Sailing throughout these waters and visiting the ports, Edmund knew all about this ancient African practice which came here with the slave market. Many believed in the magic and mysticism of voodoo and their houngan and priestesses. He didn’t return the plunder for it would make him appear weak in front of his crew. When this priestess learned of her lover’s death at his orders, Edmund knew he would face her wrath and spirits. He sailed away, headed toward home before the Calypso could reach the priestess.
He wasn’t lucky. Problems soon began amassing during this fateful voyage home. Several barrels of fresh water became contaminated. More containers of food were decimated. Multiple crew members died with unknown factors and causes. The voyage lasted three times as long once the full moon of the Autumnal Equinox rose and fell in the dark sky.
The week of All Hallows’ Eve, he watched the skies darken with a rush of deep black-gray clouds rolling across the sky. The wind whipped around them, tugging and pulling at the sails until three ripped. He ordered the crew to the rigging to take down the rest. They would be at the mercy of the current and waves, but there wasn’t another choice. He stayed at the wheel, issuing orders, and watching the skies.
In a flash of lightning, a dark-skinned woman in colorful fabrics, a scarf around her neck, and items in her hand which she waved in his direction, her mouth forming words, as she danced around him. The final curse came through the darkness along with dust and power:

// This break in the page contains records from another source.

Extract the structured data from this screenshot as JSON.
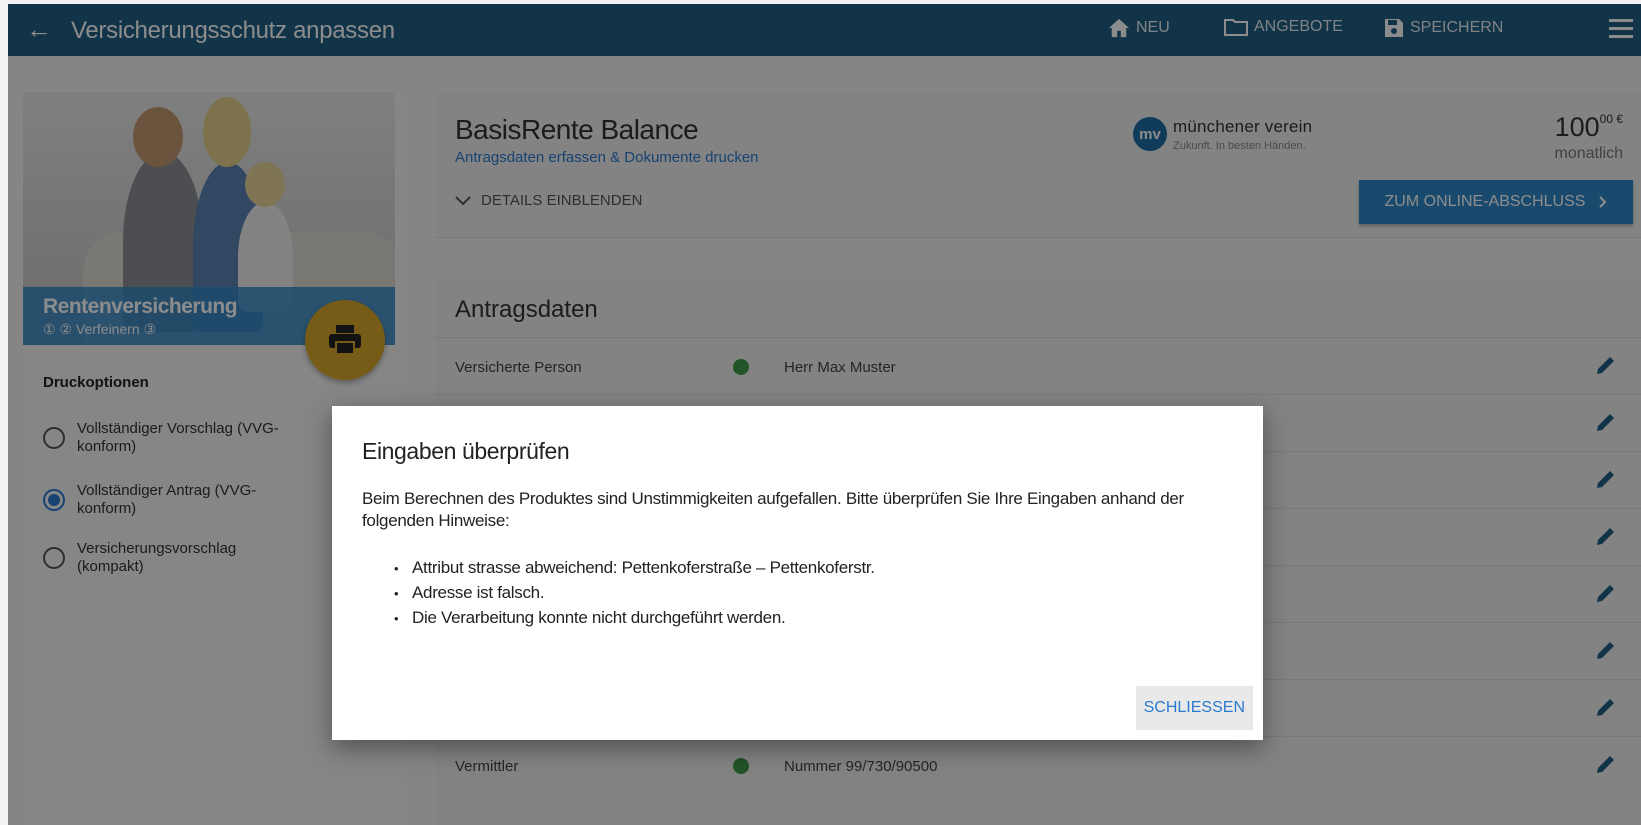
{
  "header": {
    "title": "Versicherungsschutz anpassen",
    "new_label": "NEU",
    "offers_label": "ANGEBOTE",
    "save_label": "SPEICHERN"
  },
  "left": {
    "hero_title": "Rentenversicherung",
    "hero_steps": "① ② Verfeinern ③",
    "print_options_label": "Druckoptionen",
    "options": [
      {
        "label": "Vollständiger Vorschlag (VVG-konform)",
        "selected": false
      },
      {
        "label": "Vollständiger Antrag (VVG-konform)",
        "selected": true
      },
      {
        "label": "Versicherungsvorschlag (kompakt)",
        "selected": false
      }
    ]
  },
  "product": {
    "title": "BasisRente Balance",
    "subtitle": "Antragsdaten erfassen & Dokumente drucken",
    "details_toggle": "DETAILS EINBLENDEN",
    "insurer_logo_text": "mv",
    "insurer_name": "münchener verein",
    "insurer_slogan": "Zukunft. In besten Händen.",
    "price_main": "100",
    "price_cents": "00 €",
    "price_period": "monatlich",
    "cta_label": "ZUM ONLINE-ABSCHLUSS"
  },
  "antragsdaten": {
    "title": "Antragsdaten",
    "rows": [
      {
        "label": "Versicherte Person",
        "value": "Herr Max Muster"
      },
      {
        "label": "",
        "value": ""
      },
      {
        "label": "",
        "value": ""
      },
      {
        "label": "",
        "value": ""
      },
      {
        "label": "",
        "value": ""
      },
      {
        "label": "",
        "value": ""
      },
      {
        "label": "",
        "value": ""
      },
      {
        "label": "Vermittler",
        "value": "Nummer 99/730/90500"
      }
    ]
  },
  "dialog": {
    "title": "Eingaben überprüfen",
    "message": "Beim Berechnen des Produktes sind Unstimmigkeiten aufgefallen. Bitte überprüfen Sie Ihre Eingaben anhand der folgenden Hinweise:",
    "items": [
      "Attribut strasse abweichend: Pettenkoferstraße – Pettenkoferstr.",
      "Adresse ist falsch.",
      "Die Verarbeitung konnte nicht durchgeführt werden."
    ],
    "close_label": "SCHLIEßEN"
  },
  "colors": {
    "header": "#205f86",
    "accent": "#2a7bd0",
    "print_fab": "#d9a82b",
    "status_ok": "#3c9a45"
  }
}
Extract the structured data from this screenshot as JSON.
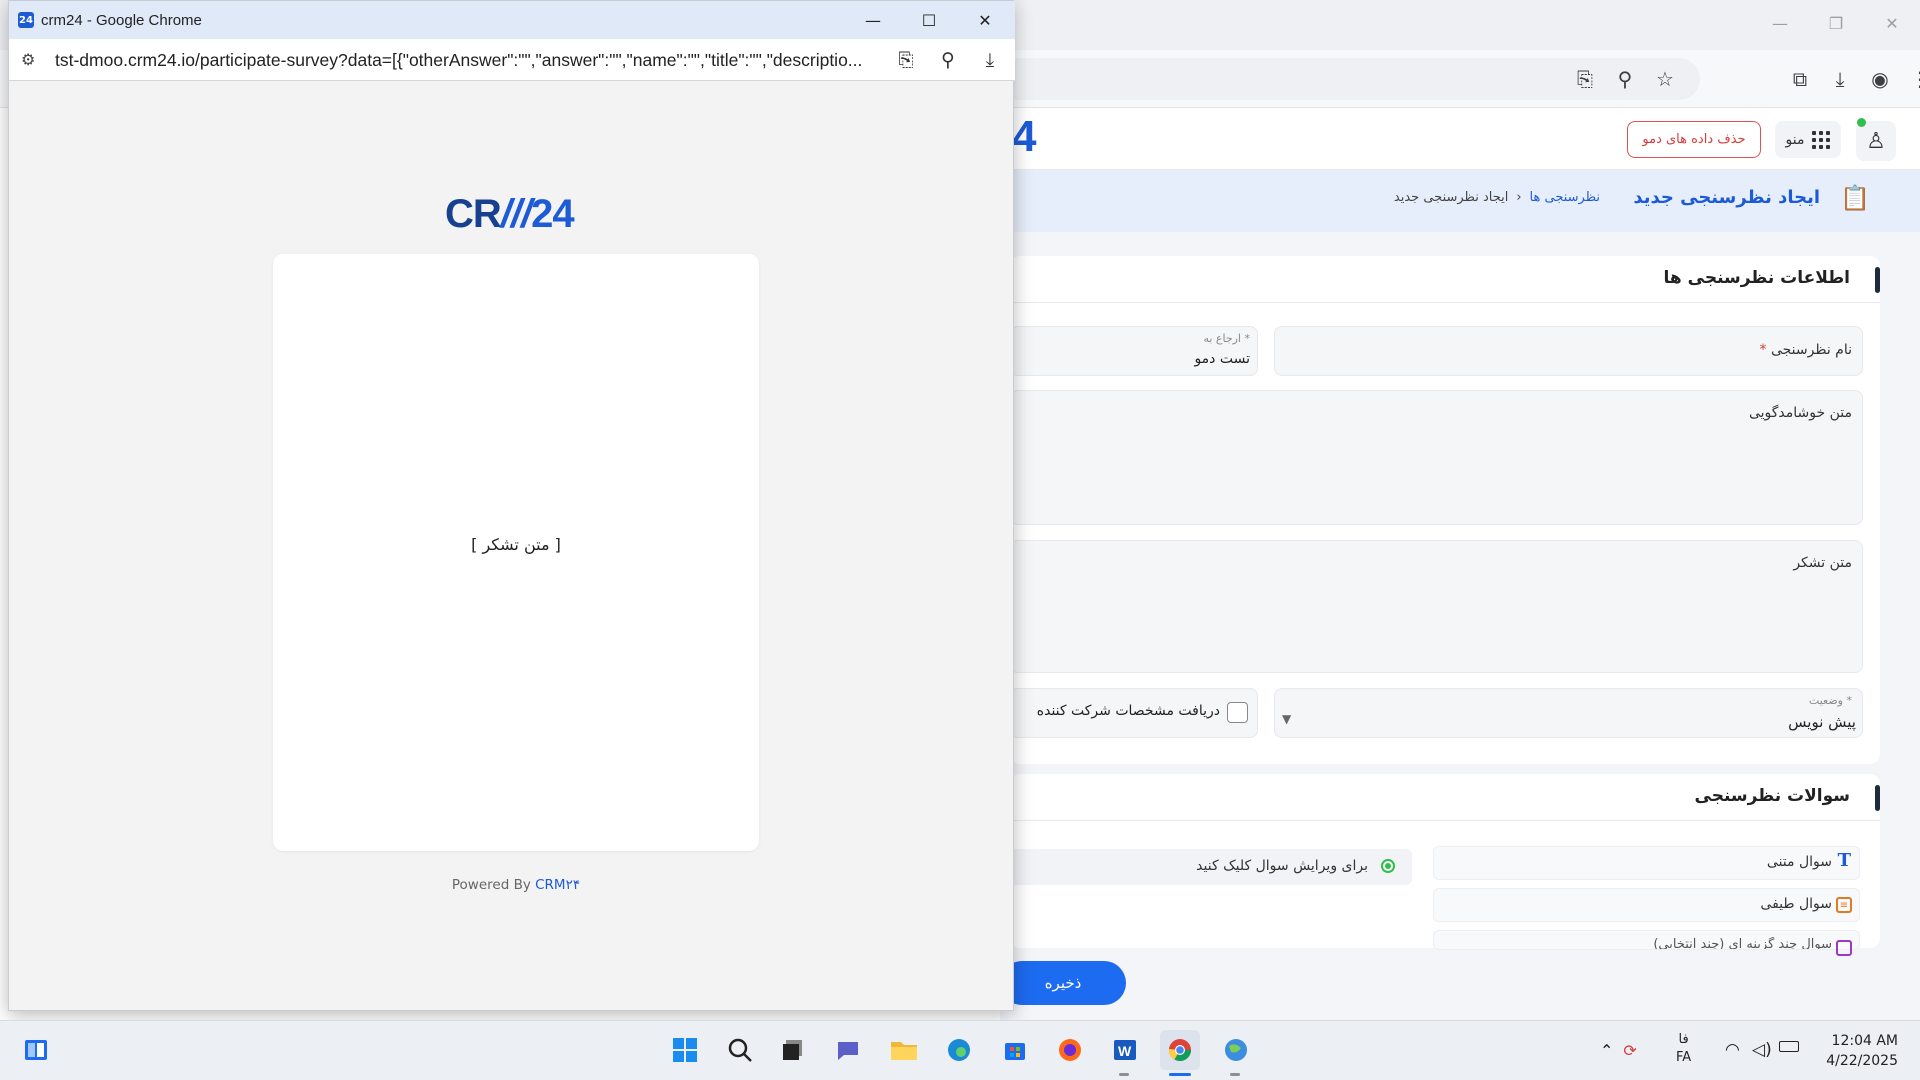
{
  "background_window": {
    "header": {
      "logo_fragment": "4",
      "demo_delete_button": "حذف داده های دمو",
      "menu_label": "منو"
    },
    "page": {
      "title": "ایجاد نظرسنجی جدید",
      "breadcrumb": [
        "نظرسنجی ها",
        "ایجاد نظرسنجی جدید"
      ],
      "breadcrumb_separator": "‹"
    },
    "section_info": {
      "title": "اطلاعات نظرسنجی ها",
      "name_label": "نام نظرسنجی",
      "required_mark": "*",
      "ref_label": "ارجاع به *",
      "ref_value": "تست دمو",
      "welcome_label": "متن خوشامدگویی",
      "thanks_label": "متن تشکر",
      "status_label": "وضعیت *",
      "status_value": "پیش نویس",
      "collect_label": "دریافت مشخصات شرکت کننده"
    },
    "section_questions": {
      "title": "سوالات نظرسنجی",
      "hint": "برای ویرایش سوال کلیک کنید",
      "types": [
        "سوال متنی",
        "سوال طیفی",
        "سوال چند گزینه ای (چند انتخابی)"
      ]
    },
    "save_button": "ذخیره"
  },
  "popup": {
    "title": "crm24 - Google Chrome",
    "url": "tst-dmoo.crm24.io/participate-survey?data=[{\"otherAnswer\":\"\",\"answer\":\"\",\"name\":\"\",\"title\":\"\",\"descriptio...",
    "logo": {
      "part1": "CR",
      "part2": "///",
      "part3": "24"
    },
    "thanks_text": "[ متن تشکر ]",
    "powered_prefix": "Powered By",
    "powered_brand": "CRM۲۴"
  },
  "taskbar": {
    "lang_top": "فا",
    "lang_bottom": "FA",
    "time": "12:04 AM",
    "date": "4/22/2025"
  },
  "colors": {
    "brand_blue": "#1d5bd6",
    "save_button": "#1d6bf0",
    "danger": "#d63b3b",
    "online": "#2fbf4a"
  }
}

Ashes to Ashes, dust to dust Twist and bend the bones to dust I scatter these bones, these bones full of my rage Take them as an offering to bring thy enemy pain I see thy enemy before me now I bind him, crush him, and knock him down With these bones I now do crush Grind thy enemies into dust With the eternal fires out of control With this curse I take thy soul Take the form as a ghost for eternity Betwixt the time of the autumnal equinox and all hallows’ eve thy will become corporeal Learn the will of thy heart This is my will let it be done
As she finished the curse, Edmund lost feeling in all his limbs. He stared at his feet as they faded to invisibility and gradually climb up his body. As he screamed against her, the spirits, and into the wind, he disappeared completely from life.
After All Saints’ Day, he reappeared in this suite in his current form and figured out what the priestess did to him. The following autumn, he learned about the corporeal state, disguising his appearance from family and friends. He couldn’t leave the manor except to reappear at the lighthouse. He was connected forever to this manor, it recharged his energy and held him in this life between worlds.
Adjusting to this ghost form and half-life, Edmund accepted his fate. He integrated the changes of the manor to a B&B after the last of his family passed and he adjusted the name on the deed to whatever current one he chose. He took a lover, preferably a male, when his body craved the sensation during this short reprieve and entrance into the physical world. Over the last few years, he didn’t bother, hardening his mind to his empty fate.
For those reasons, he was intrigued by the temptation of the gorgeous young man inside his home. This man saw both of his forms and didn’t flee. He recognized Aiden’s mind was troubled, the loss of his job, no ride home, and little available funds. With this last week available to him, Edmund wondered how he could connect to Aiden before he lost his chance this year.
TO BE CONTINUED